C. False Light Invasion of Privacy
Counts nine and ten of Plaintiff's complaint allege a common law tort of false light invasion of privacy.*fn5 To establish an invasion of privacy/false light claim a plaintiff must show there was "publicity, given to private facts, which would be highly offensive to a reasonable person and which are not of legitimate concern to the public." Lennon v. Penn Waste, Inc., 2009 WL 3255238, at *1 (M.D. Pa. 2009) (J. Conner) ( citing Rush v. Phila. Newspapers, Inc., 732 A.2d 648, 654 (Pa. Super. Ct. 1999). Furthermore, "[a] cause of action for invasion of privacy will be found where a major misrepresentation of a person's character, history, activities, or beliefs is made that could reasonably be expected to cause a reasonable man to take serious offense." Gagliardi v. Experian Info. Solutions,. Inc., 2009 WL 365647, at *5 (W.D. Pa. 2009) (quoting Rush, supra.) In addition, there must be widespread dissemination, and communication to only a few will not suffice.
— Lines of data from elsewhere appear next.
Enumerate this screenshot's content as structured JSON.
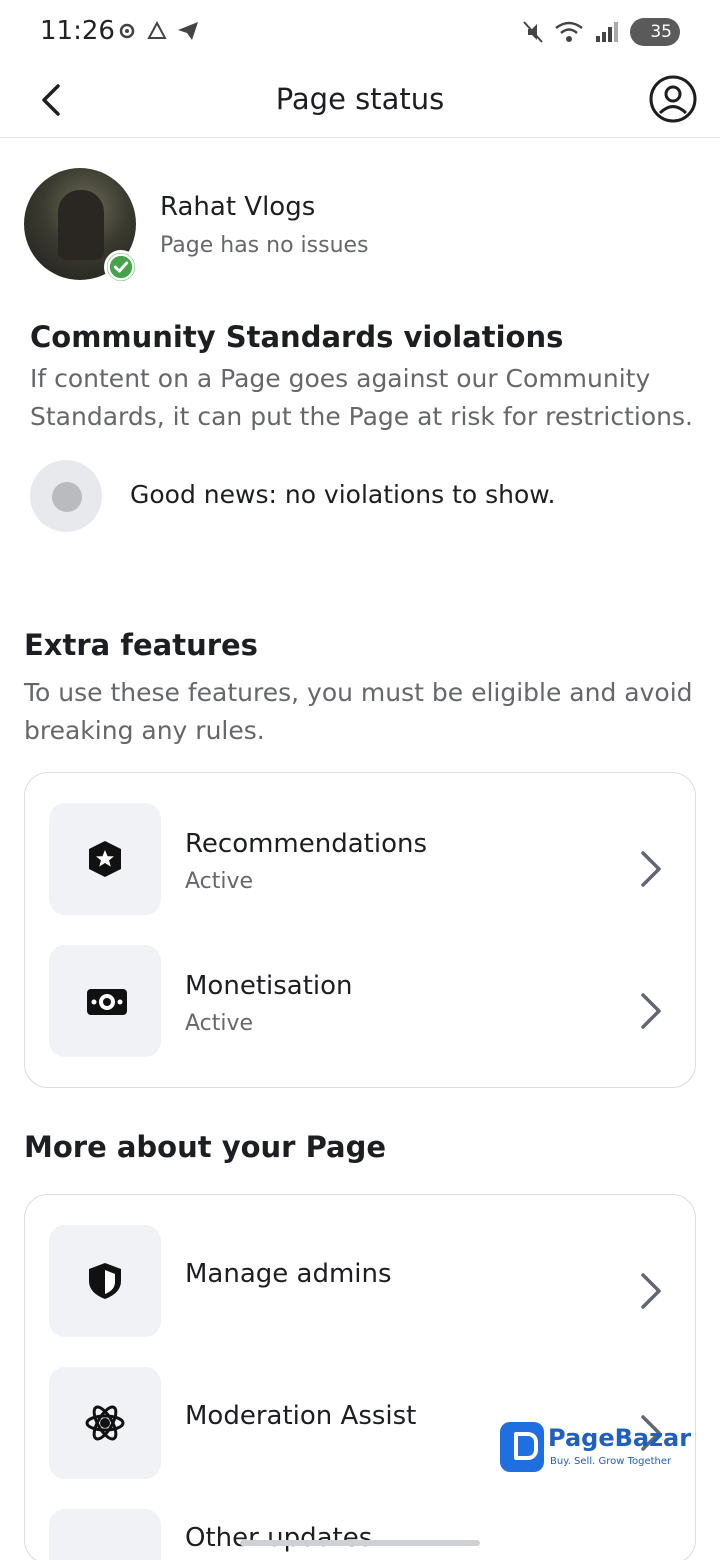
{
  "status_bar": {
    "time": "11:26",
    "battery": "35",
    "icons": [
      "gear-icon",
      "alert-icon",
      "send-icon",
      "mute-icon",
      "wifi-icon",
      "signal-icon"
    ]
  },
  "header": {
    "title": "Page status",
    "back_icon": "chevron-left-icon",
    "profile_icon": "user-circle-icon"
  },
  "page": {
    "name": "Rahat Vlogs",
    "status": "Page has no issues"
  },
  "community": {
    "title": "Community Standards violations",
    "description": "If content on a Page goes against our Community Standards, it can put the Page at risk for restrictions.",
    "good_news": "Good news: no violations to show."
  },
  "extra_features": {
    "title": "Extra features",
    "description": "To use these features, you must be eligible and avoid breaking any rules.",
    "items": [
      {
        "label": "Recommendations",
        "status": "Active",
        "icon": "badge-star-icon"
      },
      {
        "label": "Monetisation",
        "status": "Active",
        "icon": "money-icon"
      }
    ]
  },
  "more_about": {
    "title": "More about your Page",
    "items": [
      {
        "label": "Manage admins",
        "icon": "shield-icon"
      },
      {
        "label": "Moderation Assist",
        "icon": "atom-star-icon"
      },
      {
        "label": "Other updates",
        "icon": "update-icon"
      }
    ]
  },
  "watermark": {
    "brand": "PageBazar",
    "tagline": "Buy. Sell. Grow Together"
  },
  "colors": {
    "text": "#1c1e21",
    "secondary": "#65676b",
    "verified": "#46a34a",
    "brand": "#1f6fe0"
  }
}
Id. (finding that Defendants' reporting of Plaintiff's information to three collection agencies was not "widespread dissemination.")
At most, Plaintiff in this case has alleged that one debt collecting agency contacted Plaintiff's father-in-law and told him about the alleged debt. This is not sufficient to satisfy the "widespread dissemination" element required to support a false light invasion of privacy claim. As such, Defendant's motion on this count will be granted.
For the reasons listed above, Plaintiff has properly pled, and a reasonable trier of fact could find, that Defendant Cash Supply violated the FCEUA, the UTPCPL and acted negligently and therefore these claims will be allowed to go forward. However, Plaintiff has failed to properly plead a cause of action for false light invasion of privacy and this claim will be dismissed against Cash Supply. An appropriate order will issue.
For the reasons outlined in the accompanying memorandum of law,
IT IS HEREBY ORDERED THAT Defendant's motion to dismiss, (Doc. 5), is:
a) DENIED with regard to counts three, six and eight of the complaint;
b) GRANTED with regard to counts nine and ten as far as they related to Defendant FFD Resources I, Inc. d/b/a Cash Supply.
Sylvia H. Rambo United States District Judge